» **Work to complete**:
Would you restate all the entries exactly, leaving nothing out?

» **Excerpts from an interface dataset**:
--------------------------------

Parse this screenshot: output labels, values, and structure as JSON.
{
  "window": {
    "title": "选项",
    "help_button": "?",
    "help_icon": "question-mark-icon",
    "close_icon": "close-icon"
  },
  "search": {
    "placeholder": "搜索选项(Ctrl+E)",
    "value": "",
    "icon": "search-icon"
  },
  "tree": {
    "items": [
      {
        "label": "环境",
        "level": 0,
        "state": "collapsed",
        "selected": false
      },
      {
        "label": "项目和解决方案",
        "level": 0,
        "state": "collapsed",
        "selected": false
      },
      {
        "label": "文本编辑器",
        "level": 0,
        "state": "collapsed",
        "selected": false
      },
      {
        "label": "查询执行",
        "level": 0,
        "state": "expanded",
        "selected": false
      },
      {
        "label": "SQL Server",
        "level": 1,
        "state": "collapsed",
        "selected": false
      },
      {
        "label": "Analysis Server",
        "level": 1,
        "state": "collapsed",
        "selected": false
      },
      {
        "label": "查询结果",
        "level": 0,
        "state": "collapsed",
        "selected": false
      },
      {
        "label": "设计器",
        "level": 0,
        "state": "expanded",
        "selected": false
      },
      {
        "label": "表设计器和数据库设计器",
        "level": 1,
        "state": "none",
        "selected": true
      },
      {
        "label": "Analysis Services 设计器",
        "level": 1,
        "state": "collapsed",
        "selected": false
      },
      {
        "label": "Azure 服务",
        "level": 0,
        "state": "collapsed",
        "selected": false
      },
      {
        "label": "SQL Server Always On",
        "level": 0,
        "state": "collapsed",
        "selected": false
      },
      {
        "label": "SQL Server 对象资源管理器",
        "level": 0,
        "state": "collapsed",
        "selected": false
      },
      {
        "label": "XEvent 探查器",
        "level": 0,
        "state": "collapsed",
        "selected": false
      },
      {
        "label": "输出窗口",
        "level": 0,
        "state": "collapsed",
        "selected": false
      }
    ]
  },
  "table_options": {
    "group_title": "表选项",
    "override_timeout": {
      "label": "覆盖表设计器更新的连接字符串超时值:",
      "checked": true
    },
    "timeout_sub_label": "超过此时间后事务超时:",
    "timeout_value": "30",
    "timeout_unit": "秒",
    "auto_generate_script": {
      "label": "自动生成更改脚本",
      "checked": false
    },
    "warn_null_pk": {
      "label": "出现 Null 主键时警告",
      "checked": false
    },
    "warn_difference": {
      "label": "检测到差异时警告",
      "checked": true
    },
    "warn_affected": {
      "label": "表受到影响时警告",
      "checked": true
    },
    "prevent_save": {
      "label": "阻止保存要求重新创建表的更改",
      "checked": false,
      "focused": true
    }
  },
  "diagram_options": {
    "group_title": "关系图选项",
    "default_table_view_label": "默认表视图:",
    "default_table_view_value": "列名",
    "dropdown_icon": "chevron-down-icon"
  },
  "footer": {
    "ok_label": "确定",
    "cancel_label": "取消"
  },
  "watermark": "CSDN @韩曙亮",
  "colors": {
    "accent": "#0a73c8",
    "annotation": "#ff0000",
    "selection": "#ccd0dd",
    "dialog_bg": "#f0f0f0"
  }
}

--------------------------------

» **Response to the task**:
Parse this screenshot: output labels, values, and structure as JSON.
{
  "window": {
    "title": "选项",
    "help_button": "?",
    "help_icon": "question-mark-icon",
    "close_icon": "close-icon"
  },
  "search": {
    "placeholder": "搜索选项(Ctrl+E)",
    "value": "",
    "icon": "search-icon"
  },
  "tree": {
    "items": [
      {
        "label": "环境",
        "level": 0,
        "state": "collapsed",
        "selected": false
      },
      {
        "label": "项目和解决方案",
        "level": 0,
        "state": "collapsed",
        "selected": false
      },
      {
        "label": "文本编辑器",
        "level": 0,
        "state": "collapsed",
        "selected": false
      },
      {
        "label": "查询执行",
        "level": 0,
        "state": "expanded",
        "selected": false
      },
      {
        "label": "SQL Server",
        "level": 1,
        "state": "collapsed",
        "selected": false
      },
      {
        "label": "Analysis Server",
        "level": 1,
        "state": "collapsed",
        "selected": false
      },
      {
        "label": "查询结果",
        "level": 0,
        "state": "collapsed",
        "selected": false
      },
      {
        "label": "设计器",
        "level": 0,
        "state": "expanded",
        "selected": false
      },
      {
        "label": "表设计器和数据库设计器",
        "level": 1,
        "state": "none",
        "selected": true
      },
      {
        "label": "Analysis Services 设计器",
        "level": 1,
        "state": "collapsed",
        "selected": false
      },
      {
        "label": "Azure 服务",
        "level": 0,
        "state": "collapsed",
        "selected": false
      },
      {
        "label": "SQL Server Always On",
        "level": 0,
        "state": "collapsed",
        "selected": false
      },
      {
        "label": "SQL Server 对象资源管理器",
        "level": 0,
        "state": "collapsed",
        "selected": false
      },
      {
        "label": "XEvent 探查器",
        "level": 0,
        "state": "collapsed",
        "selected": false
      },
      {
        "label": "输出窗口",
        "level": 0,
        "state": "collapsed",
        "selected": false
      }
    ]
  },
  "table_options": {
    "group_title": "表选项",
    "override_timeout": {
      "label": "覆盖表设计器更新的连接字符串超时值:",
      "checked": true
    },
    "timeout_sub_label": "超过此时间后事务超时:",
    "timeout_value": "30",
    "timeout_unit": "秒",
    "auto_generate_script": {
      "label": "自动生成更改脚本",
      "checked": false
    },
    "warn_null_pk": {
      "label": "出现 Null 主键时警告",
      "checked": false
    },
    "warn_difference": {
      "label": "检测到差异时警告",
      "checked": true
    },
    "warn_affected": {
      "label": "表受到影响时警告",
      "checked": true
    },
    "prevent_save": {
      "label": "阻止保存要求重新创建表的更改",
      "checked": false,
      "focused": true
    }
  },
  "diagram_options": {
    "group_title": "关系图选项",
    "default_table_view_label": "默认表视图:",
    "default_table_view_value": "列名",
    "dropdown_icon": "chevron-down-icon"
  },
  "footer": {
    "ok_label": "确定",
    "cancel_label": "取消"
  },
  "watermark": "CSDN @韩曙亮",
  "colors": {
    "accent": "#0a73c8",
    "annotation": "#ff0000",
    "selection": "#ccd0dd",
    "dialog_bg": "#f0f0f0"
  }
}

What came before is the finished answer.